We’ve been getting a lot of questions from our customers around the new Lightning Experience in Salesforce. One of the biggest questions we get is “should we enable it for our Salesforce org?” As Salesforce consultants, we’ve read the documentation, seen the demos and played around with it individually in our own developer orgs. However, to get a true sense of what enabling Lightning means for users who center their daily life around Salesforce, we knew we had to go deeper and beta test lightning with a select group of our own users internally at Redpath.
We put careful consideration into planning the “why, who, what and how” of our Lightning Experience testing:
Why are we testing? Lightning is the NBT (Next Best Thing) in the Salesforce universe and we are a customer success centered business. In order for us to provide the best service and knowledge to our customers who want to ride the new wave of “cool”, Redpath as a team needs to know what all the Lightning hype is about and it’s critical for us to understand the Lightning beauty (as well as the beast).
Who is going to be involved in the beta? We decided on a select group of our Redpath consultants who had a good understanding of our internal processes and how Redpath is using Salesforce standard and custom functionality in our own org. We also identified user groups within Redpath who would be the “Wave 2” beta testers if the outcome of our testing proved Lightning to be a good fit for our team.
What functionality and processes are we going to test? We developed a list of specific test cases based on Redpath’s internal processes and specific use cases that we knew were critical to the day to day operation of Redpath’s business in Salesforce. We then met with key stakeholders to validate our test cases and gather any additional test cases that we missed.
How are we going to test? We wanted to treat this testing exercise as we would a project for any of our clients so we used our internal project management functionality in Salesforce.

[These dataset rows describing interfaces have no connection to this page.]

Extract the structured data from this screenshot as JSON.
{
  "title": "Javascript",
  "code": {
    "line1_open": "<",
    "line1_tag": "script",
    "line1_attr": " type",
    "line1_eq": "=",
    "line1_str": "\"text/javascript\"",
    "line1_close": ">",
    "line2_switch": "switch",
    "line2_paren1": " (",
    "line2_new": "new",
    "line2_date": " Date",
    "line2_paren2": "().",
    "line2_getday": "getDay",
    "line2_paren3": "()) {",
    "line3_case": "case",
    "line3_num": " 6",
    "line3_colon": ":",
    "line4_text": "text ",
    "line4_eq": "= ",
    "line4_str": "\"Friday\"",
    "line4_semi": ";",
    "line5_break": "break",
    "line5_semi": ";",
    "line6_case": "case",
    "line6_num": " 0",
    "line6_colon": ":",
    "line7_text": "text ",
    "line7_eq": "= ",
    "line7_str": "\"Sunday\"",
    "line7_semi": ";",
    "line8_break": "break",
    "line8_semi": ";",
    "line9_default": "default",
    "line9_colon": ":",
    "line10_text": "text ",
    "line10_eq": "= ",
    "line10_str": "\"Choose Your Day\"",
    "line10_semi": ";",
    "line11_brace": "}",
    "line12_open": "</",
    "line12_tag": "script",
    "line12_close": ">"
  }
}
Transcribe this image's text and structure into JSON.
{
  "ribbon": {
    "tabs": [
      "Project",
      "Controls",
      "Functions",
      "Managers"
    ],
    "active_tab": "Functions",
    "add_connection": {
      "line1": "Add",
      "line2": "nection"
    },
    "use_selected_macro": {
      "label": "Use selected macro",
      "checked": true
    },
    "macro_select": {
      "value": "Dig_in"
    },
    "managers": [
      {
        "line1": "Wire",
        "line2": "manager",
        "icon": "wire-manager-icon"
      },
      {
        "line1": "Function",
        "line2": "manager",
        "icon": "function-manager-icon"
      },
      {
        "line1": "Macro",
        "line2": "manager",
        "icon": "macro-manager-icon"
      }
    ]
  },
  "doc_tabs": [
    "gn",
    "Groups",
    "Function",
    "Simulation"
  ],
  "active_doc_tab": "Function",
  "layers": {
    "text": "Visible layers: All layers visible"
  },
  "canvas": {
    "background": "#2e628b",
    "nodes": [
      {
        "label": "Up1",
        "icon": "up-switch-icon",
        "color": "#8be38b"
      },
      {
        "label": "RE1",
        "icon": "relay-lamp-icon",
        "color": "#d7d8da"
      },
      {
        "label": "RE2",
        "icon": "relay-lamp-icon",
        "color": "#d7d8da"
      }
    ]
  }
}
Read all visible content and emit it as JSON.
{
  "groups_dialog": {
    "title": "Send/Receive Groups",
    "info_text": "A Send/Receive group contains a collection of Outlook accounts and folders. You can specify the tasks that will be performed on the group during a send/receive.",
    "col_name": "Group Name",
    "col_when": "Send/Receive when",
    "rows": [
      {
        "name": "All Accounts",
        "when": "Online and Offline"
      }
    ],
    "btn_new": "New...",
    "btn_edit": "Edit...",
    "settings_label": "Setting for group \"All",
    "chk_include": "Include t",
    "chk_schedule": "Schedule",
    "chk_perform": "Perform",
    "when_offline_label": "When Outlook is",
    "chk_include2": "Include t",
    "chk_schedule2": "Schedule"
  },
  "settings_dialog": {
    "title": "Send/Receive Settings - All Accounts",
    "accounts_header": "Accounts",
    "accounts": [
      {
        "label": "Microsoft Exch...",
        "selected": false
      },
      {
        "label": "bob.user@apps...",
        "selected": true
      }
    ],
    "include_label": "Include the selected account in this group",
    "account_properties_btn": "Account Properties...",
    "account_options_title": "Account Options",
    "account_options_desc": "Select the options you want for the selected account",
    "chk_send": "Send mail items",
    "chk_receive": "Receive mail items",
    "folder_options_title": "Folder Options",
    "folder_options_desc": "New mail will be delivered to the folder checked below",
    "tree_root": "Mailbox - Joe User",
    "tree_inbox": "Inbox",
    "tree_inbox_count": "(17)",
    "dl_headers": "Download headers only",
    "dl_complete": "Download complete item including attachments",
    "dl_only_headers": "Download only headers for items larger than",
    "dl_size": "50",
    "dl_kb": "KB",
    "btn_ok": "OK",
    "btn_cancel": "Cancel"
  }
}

Our team was asked that they not toggle back and forth between the Lightning experience and the Classic user interface unless they discovered a functionality gap that absolutely prevented them from performing a critical function (which they had to document as an issue) so that we could get the truest sense of what it would be like to live completely in the Lightning experience. We set a project schedule with key milestones, tracked our test cases as Requirements, tracked who was assigned to each test case as Actions and documented any functionality issues or gaps we found in the course of testing as Issues. We used Chatter to communicate within the team during our testing and had weekly team check-ins to talk about what we were seeing and how we were progressing.
Through the course of our experience with testing Lightning out in “the real world”, the Redpath team was able to get a deeper understanding of some of the really cool things about Lightning along with some things that aren’t quite ready for “primetime” yet. We’ll be watching the next releases very closely. The Lightning Experience is definitely a different user experience than Classic and in many ways, we think it will be more intuitive, particularly for new users of Salesforce. That being said, all companies thinking of moving their org into the Lightning Experience will want to be informed about whether Lightning will be a fit for some or all of their users and how to manage the change.
Since we love sharing what we know with our customers, we wanted to share our experience! Over the next couple of months, we’ll be sharing a series of blog posts and webinars specific to Lightning. Stay tuned for the next installment where we’ll give a tour of Lightning Experience!
Update: Check out our latest post on navigating the Lighting user interface: click here!